If the camera is in the pack or on me depends on my camera. When i was hiking with a slr I had it packed into one of those smallish camera bags and that was in front of me. My 4x5 (which i do backpack with) stays in the pack unless I am using it.
I say just bring the 50mm and your cannon ae-1 w/o any accessories (definitely no tripod). Weight wise its the right idea. I tell my self that if I can't make an image with a 50 n' body then its not worth taking. I'm here for the hiking, friendship, and views. I know if I want a stunning image I need to work it, experiment, and possibly revisit it multiple times. You just don't have time for that when your hiking. Save your self the frustration and oz's, and take the bare minimum.
Reading other posts and thinking of my own advise, taking just one camera body and the zoom lens probably would be better than the advise I gave earlier. Sort of depends on one's purpose for the hike. If one's own pupose is to photograph, than the two camera bodies make sense (especially in case one body fails during the adventure.) Then one would cut everything else down to the bare minumum. But if the experience itself is the main purpose, then one camera body would be sufficient (plus a small P&S digital camera as the back-up?)
On my 11-day treks into the Grand Canyon I did not even take a stove -- thus no hot food/drinks for 11 days! No room for the stove! Photography was one of the main reasons I was in the Canyon. Just wish I could say they were photographically successful! The NZ trip was (but successfully) the same way -- I went to photograph with the 4x5 -- cycling was just they way I decided would be the best way to travel.
A cast iron pan!LOL! Reminds me of all the gear that is left at the bottom of the Grand Canyon when hikers realize that there was no way they were going to carry that Coleman lantern back up to the top! In fact, hiking down into the canyon on the Tanner Trail, I came across a group of Boy Scouts hiking up -- well spread out. One kid had no pack. When I asked him where his pack was, he said he tossed it off a cliff so that he would not have to carry it out!
The last (and only) time I hiked to the top of Half Dome was 1994 -- what a ZOO! More like a Disneyland Adventureland ride than a wilderness experience. Yosemite National Park now requires reservations/permit to hike to the top on Fridays, Sat and Sun -- and Federal holidays. http://www.nps.gov/yose/planyourvisit/hdpermits.htm Hopefully this will help a little. Hope you can make it up there! That would be a great training hike -- but forget trying to get a permit at this late date for anytime this summer!

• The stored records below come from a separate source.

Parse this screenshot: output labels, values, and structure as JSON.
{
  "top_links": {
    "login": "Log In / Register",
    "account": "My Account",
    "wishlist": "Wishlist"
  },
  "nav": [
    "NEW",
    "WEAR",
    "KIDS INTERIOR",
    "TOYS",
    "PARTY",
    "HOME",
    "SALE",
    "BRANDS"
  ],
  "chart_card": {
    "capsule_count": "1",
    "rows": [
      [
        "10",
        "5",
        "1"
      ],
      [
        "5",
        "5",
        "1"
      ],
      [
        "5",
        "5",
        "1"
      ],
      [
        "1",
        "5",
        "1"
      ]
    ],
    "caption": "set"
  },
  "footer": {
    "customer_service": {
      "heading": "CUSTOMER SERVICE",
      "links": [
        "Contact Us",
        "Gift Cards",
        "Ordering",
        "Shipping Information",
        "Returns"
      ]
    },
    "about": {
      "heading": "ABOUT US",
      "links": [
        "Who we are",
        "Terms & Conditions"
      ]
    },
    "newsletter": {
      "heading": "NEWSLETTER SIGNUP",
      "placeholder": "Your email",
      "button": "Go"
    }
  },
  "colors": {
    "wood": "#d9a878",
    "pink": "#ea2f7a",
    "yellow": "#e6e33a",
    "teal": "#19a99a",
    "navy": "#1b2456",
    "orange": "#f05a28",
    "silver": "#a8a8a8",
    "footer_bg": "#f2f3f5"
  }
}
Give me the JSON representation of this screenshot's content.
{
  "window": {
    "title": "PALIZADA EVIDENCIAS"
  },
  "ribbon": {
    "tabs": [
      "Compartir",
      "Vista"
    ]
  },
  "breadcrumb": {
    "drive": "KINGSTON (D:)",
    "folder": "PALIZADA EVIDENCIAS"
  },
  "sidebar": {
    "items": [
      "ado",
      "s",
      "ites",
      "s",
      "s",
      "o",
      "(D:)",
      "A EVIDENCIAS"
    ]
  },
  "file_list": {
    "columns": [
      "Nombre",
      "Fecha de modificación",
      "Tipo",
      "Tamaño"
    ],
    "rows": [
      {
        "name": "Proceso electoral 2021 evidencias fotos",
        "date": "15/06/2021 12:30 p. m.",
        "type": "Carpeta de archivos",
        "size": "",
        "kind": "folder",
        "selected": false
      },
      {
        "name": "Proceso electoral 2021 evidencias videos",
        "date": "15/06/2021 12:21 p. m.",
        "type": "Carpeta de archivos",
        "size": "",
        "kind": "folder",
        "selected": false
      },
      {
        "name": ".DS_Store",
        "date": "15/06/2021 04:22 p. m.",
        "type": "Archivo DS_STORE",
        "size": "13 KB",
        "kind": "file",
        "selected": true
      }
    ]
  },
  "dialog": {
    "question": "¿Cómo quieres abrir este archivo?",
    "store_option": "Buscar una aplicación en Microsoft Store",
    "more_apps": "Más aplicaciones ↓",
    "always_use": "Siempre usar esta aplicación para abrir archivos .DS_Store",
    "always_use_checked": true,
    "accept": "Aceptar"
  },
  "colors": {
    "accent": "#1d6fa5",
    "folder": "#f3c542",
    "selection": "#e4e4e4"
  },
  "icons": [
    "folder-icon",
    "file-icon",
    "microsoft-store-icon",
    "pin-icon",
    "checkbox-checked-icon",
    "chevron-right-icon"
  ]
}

You'll have to do it during the week, not weekends.
Hey Vaughn, next time you don't want to carry a stove, make one of these!
Pretty cool! Thanks!
Originally Posted by akaa
I recommend you start training for the climb. NO ALCOHOL- drink tons of water, its important to keep your body hydrated before and especially during the trek. At high altitude you need the water to help oxygenate your body. Make darn sure you can pack as much hydro as you need, and forgo some frivolity(like an extra camera body) and stay safe. Most important, post photos here for all to share.
akaa: You stated stated "Wy2l - We do not have permits yet". Be advised, the Inyo National Forest rangers WILL check your permits on this trail, and if you don't have them, WILL send you back to the trail head and/or issue a nasty ticket.
Check out the Inyo National Forest web site:
There are 'special' rules for this trail. Find out about them. Bear canisters may be required. I would really hate for you to drive a long way and find out that you can't proceed, or worse, get a ticket. S*** like this can really ruin a vacation.
If you don't have a reservation to hike to Mt. Whitney, fear not, as there are lots of really great trips available. INF maintains a large percentage of all non-Whitney Wilderness Permits on a first-come, first served basis. If you are into suffering, consider the Shepherd Pass or Taboose Pass trails. Mere mortals can find other trails not so difficult - consult the friendly rangers in Lone Pine.